BEIJING - It was a special day for China's Tibetan student Sanandaj this Wednesday, as the 13-year-old joined the MLB baseball development center in Wuxi, a stride forward to realize his dream of becoming a baseball equivalent of NBA star Yao Ming.
Sanandaj is a member of the baseball team of Hainan No. 1 Minzu Senior Middle School in the Hainan Tibetan autonomous prefecture of Northwest China's Qinghai province. Since the establishment of the team in 2006, the baseball side from the Tibetan Plateau has shown a strong performance in national junior tournaments, which drew the attention of MLB (Major League Baseball) China.
MLB China has been giving assistance to the team in terms of equipments, coaching and training. And Sanandaj is the fifth team member recruited to the development center in Wuxi to receive systemic education and baseball training.
"Tibetan youngsters' talent and fortitude impressed me very much," said Xie Long (Leon Xie), Managing Director of MLB China. "MLB development center had recruited four Tibetan student-athletes before and they have made tremendous progress with hard work and persistence both in the pitch and the classroom."
MLB formally opened a baseball development center at the Dongbeitang High School in Wuxi, Jiangsu province, on September 23, 2009, which is China's first MLB baseball training facility that provides professional baseball training for junior and senior high school-aged students within an academic school environment.
The development center, which can accommodate more than 100 players aged 12 to 18, has an international team of baseball instructors. In addition to receiving an excellent academic education, the students will receive baseball training and English lessons to prepare for global opportunities.
According to Xie, two previously recruited Tibetan students, namely Huadeng Danzeng and Xianba Cairang, had traveled to Singapore for continental baseball exchange events last October.
"This was their first overseas trip, which helped them expand their horizons and gather experience. We are fostering these hopefuls with patience and expect some of them to grow into a Yao Ming of baseball," Xie added.
MLB is seriously thinking about discovering a baseball version of Yao Ming, considering how much interest the Houston Rockets' All-Star center has sparked for the NBA in his home country. That's why MLB has decided to work with the nation's education and sports departments to promote the sport in public schools and communities, hoping to scout and nurture future talent.

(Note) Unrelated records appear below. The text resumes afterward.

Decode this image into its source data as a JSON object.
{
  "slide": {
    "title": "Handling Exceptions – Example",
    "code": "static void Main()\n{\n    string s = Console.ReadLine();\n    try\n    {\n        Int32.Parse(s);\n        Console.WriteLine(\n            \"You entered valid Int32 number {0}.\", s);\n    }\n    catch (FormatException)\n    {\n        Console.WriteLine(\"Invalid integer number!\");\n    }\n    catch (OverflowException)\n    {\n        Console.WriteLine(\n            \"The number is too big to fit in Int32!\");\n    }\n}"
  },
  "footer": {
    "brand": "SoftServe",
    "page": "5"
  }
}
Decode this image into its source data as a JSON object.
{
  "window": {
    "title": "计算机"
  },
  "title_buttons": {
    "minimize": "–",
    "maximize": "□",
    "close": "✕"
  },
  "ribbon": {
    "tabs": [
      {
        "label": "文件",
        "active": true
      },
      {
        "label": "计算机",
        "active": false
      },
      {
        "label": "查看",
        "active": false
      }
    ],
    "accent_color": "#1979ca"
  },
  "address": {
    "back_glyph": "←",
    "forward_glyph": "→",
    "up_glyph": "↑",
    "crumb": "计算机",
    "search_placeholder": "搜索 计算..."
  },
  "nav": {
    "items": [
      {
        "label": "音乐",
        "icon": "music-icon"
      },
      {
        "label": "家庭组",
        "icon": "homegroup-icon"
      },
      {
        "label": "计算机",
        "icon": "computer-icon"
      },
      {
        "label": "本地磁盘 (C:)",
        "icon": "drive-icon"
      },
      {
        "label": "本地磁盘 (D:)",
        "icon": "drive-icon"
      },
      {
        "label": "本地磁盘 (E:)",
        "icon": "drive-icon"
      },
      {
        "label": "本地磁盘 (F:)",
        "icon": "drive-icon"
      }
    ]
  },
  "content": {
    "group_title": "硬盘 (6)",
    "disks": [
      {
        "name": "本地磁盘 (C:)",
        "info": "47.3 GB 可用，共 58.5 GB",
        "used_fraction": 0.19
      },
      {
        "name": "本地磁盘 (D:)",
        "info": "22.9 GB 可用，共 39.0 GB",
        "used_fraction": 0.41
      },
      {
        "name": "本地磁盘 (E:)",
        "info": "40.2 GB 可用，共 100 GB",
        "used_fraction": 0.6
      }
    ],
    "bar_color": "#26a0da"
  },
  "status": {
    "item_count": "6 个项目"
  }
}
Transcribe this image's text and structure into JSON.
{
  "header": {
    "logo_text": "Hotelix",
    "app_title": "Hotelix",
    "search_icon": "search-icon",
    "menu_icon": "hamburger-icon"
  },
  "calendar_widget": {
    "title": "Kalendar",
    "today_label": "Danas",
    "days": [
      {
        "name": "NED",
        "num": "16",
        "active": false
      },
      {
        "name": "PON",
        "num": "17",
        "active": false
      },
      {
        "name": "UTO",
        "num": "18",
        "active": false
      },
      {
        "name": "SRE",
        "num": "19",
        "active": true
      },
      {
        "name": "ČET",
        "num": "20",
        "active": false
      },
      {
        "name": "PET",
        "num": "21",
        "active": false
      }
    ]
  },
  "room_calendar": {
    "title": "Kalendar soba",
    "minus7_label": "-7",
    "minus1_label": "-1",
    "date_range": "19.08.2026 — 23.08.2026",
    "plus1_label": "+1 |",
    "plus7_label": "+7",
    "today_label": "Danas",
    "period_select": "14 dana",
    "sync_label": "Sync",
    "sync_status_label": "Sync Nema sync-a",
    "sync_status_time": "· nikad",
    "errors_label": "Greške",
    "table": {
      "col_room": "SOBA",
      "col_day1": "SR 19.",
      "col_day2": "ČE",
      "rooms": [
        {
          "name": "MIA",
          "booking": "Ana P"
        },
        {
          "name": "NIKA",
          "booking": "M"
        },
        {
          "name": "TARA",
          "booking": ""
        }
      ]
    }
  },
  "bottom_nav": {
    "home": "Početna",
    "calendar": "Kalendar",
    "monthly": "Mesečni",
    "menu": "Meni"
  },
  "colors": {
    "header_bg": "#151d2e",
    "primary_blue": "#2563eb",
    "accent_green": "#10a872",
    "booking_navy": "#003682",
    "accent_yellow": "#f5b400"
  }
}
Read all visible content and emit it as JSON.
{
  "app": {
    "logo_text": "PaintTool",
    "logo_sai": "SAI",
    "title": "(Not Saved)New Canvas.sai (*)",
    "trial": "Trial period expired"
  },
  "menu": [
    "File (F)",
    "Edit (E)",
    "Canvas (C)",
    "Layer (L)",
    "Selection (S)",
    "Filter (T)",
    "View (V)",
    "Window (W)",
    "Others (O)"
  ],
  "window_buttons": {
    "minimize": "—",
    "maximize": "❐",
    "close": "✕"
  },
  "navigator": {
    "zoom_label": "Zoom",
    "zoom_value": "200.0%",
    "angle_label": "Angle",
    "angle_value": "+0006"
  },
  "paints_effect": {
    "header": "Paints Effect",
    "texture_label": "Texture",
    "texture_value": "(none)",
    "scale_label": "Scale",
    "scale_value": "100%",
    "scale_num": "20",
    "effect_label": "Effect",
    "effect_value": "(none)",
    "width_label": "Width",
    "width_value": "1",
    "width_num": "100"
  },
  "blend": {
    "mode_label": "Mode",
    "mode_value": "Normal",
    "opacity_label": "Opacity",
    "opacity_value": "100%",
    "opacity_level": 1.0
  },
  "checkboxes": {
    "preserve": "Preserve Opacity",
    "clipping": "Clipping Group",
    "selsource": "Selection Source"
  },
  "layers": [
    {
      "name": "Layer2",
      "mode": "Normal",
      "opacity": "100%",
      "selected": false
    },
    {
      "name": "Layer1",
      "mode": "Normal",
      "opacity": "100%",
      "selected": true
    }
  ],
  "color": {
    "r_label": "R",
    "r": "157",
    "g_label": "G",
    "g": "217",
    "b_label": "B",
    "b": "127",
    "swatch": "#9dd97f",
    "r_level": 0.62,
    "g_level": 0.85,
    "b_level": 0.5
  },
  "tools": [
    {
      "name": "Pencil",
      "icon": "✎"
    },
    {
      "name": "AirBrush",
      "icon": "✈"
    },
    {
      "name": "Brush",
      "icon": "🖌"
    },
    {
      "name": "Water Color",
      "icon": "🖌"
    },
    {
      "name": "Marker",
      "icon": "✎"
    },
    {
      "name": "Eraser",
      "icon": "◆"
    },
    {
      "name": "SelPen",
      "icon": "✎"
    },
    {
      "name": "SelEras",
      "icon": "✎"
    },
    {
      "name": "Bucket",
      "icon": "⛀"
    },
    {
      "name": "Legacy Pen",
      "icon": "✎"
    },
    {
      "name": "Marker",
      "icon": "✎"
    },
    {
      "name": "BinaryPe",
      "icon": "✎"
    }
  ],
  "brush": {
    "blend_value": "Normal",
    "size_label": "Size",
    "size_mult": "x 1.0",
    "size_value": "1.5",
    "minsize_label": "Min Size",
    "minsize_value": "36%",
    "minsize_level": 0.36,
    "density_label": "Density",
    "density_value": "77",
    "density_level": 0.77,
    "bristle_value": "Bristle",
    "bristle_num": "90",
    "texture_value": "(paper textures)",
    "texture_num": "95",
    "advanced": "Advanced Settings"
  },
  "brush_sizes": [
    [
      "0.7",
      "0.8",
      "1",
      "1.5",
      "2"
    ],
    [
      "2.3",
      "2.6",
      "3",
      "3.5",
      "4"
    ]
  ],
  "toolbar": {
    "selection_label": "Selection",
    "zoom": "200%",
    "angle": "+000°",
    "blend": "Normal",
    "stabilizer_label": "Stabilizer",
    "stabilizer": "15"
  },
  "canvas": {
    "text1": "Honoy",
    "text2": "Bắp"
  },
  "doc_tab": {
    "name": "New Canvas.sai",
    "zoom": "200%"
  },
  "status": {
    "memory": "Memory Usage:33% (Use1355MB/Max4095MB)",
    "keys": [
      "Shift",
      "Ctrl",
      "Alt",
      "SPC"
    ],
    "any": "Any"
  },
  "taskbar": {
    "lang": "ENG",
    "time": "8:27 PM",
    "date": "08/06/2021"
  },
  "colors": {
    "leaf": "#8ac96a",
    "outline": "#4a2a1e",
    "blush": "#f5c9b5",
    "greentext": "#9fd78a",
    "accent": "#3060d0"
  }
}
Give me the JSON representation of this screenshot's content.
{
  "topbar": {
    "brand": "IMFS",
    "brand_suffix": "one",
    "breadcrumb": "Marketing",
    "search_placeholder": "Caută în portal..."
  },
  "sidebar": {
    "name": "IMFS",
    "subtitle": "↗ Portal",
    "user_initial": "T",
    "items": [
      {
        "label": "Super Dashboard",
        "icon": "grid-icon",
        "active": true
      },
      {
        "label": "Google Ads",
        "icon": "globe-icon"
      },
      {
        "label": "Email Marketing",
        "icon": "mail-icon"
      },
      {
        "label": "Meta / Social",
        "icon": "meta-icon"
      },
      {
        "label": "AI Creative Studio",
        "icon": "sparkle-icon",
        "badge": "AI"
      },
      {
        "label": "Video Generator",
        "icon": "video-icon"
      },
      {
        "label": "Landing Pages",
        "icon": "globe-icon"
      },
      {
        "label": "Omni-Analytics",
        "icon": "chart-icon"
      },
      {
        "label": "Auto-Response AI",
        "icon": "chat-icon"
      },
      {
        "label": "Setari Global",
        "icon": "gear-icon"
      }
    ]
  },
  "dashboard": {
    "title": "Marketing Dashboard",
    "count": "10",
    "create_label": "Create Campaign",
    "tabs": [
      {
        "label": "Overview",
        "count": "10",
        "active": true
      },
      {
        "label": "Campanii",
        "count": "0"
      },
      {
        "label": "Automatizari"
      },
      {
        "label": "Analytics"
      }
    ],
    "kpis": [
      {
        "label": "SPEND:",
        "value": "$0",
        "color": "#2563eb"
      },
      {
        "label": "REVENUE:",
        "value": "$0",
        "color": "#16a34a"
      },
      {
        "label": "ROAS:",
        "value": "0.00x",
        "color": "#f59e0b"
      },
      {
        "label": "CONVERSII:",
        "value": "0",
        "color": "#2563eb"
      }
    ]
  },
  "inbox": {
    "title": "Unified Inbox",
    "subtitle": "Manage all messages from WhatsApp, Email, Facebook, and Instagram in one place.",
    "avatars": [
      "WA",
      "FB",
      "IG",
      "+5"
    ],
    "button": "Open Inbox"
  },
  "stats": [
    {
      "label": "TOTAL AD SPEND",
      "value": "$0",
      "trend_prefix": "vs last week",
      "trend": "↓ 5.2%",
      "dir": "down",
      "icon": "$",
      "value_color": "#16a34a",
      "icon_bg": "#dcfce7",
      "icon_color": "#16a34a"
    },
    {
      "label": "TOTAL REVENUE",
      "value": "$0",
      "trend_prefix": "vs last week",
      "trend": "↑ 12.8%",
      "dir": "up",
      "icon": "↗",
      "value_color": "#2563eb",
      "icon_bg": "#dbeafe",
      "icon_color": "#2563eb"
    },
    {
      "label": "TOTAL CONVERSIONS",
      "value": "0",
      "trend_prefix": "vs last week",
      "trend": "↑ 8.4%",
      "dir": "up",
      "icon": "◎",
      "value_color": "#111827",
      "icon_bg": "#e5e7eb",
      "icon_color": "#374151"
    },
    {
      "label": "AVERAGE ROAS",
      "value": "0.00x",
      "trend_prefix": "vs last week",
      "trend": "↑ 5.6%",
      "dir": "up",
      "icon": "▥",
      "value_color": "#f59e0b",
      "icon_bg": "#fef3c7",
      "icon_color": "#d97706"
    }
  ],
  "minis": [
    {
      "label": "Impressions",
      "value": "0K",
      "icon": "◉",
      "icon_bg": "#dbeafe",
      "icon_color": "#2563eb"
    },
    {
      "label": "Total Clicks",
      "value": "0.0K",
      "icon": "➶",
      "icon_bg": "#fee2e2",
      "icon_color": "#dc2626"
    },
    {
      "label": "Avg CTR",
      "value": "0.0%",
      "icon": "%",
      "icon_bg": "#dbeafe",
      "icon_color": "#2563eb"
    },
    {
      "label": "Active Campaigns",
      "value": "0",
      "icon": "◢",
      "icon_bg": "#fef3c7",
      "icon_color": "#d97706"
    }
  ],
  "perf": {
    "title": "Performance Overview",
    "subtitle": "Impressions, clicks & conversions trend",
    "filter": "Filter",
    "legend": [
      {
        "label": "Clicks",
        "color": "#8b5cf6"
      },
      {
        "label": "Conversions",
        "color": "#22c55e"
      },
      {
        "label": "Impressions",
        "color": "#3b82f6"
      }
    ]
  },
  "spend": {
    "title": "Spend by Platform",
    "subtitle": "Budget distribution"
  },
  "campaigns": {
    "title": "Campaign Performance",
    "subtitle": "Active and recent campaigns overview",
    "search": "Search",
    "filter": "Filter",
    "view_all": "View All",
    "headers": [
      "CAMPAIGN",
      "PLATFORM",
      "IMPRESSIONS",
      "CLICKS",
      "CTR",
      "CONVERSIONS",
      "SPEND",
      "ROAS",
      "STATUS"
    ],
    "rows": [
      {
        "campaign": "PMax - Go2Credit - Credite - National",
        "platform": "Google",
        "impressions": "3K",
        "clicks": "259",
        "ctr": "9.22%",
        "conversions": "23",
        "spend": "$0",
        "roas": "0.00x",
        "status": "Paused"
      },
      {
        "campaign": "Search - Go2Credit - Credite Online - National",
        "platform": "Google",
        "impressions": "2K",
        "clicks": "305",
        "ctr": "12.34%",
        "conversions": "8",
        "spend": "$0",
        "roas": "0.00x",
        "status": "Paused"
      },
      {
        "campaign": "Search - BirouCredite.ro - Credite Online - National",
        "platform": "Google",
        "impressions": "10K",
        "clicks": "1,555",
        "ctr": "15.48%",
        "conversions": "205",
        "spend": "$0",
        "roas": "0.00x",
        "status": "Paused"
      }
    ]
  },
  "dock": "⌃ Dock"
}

Although baseball has lost its Olympic status, MLB still aims to boost the popularity of the sport in China, especially among the youngsters.
"We have two major goals for China. The first is to boost the popularity and participation of the game among young athletes, and the second is to help raise the level of China's national teams as well as cultivate potential junior players," said an ambitious Xie.
MLB launched its grassroots youth baseball program, Play Ball!, in five cities across China in 2007. The program has been incorporated into the physical education curriculum for students aged eight-to-12 in 120 elementary schools in Beijing, Guangzhou, Shanghai, Chengdu and Wuxi.
Play Ball! China has reached more than 400,000 people since its launch. The participating students have been introduced to the rules of the game and instructed on developing their baseball skills as part of their in-school physical education programs.
According to the Chinese Baseball Association (CBA), there are more than four million people playing baseball in China and over 60 Chinese universities and colleges and 1,000 high and primary schools have their own teams.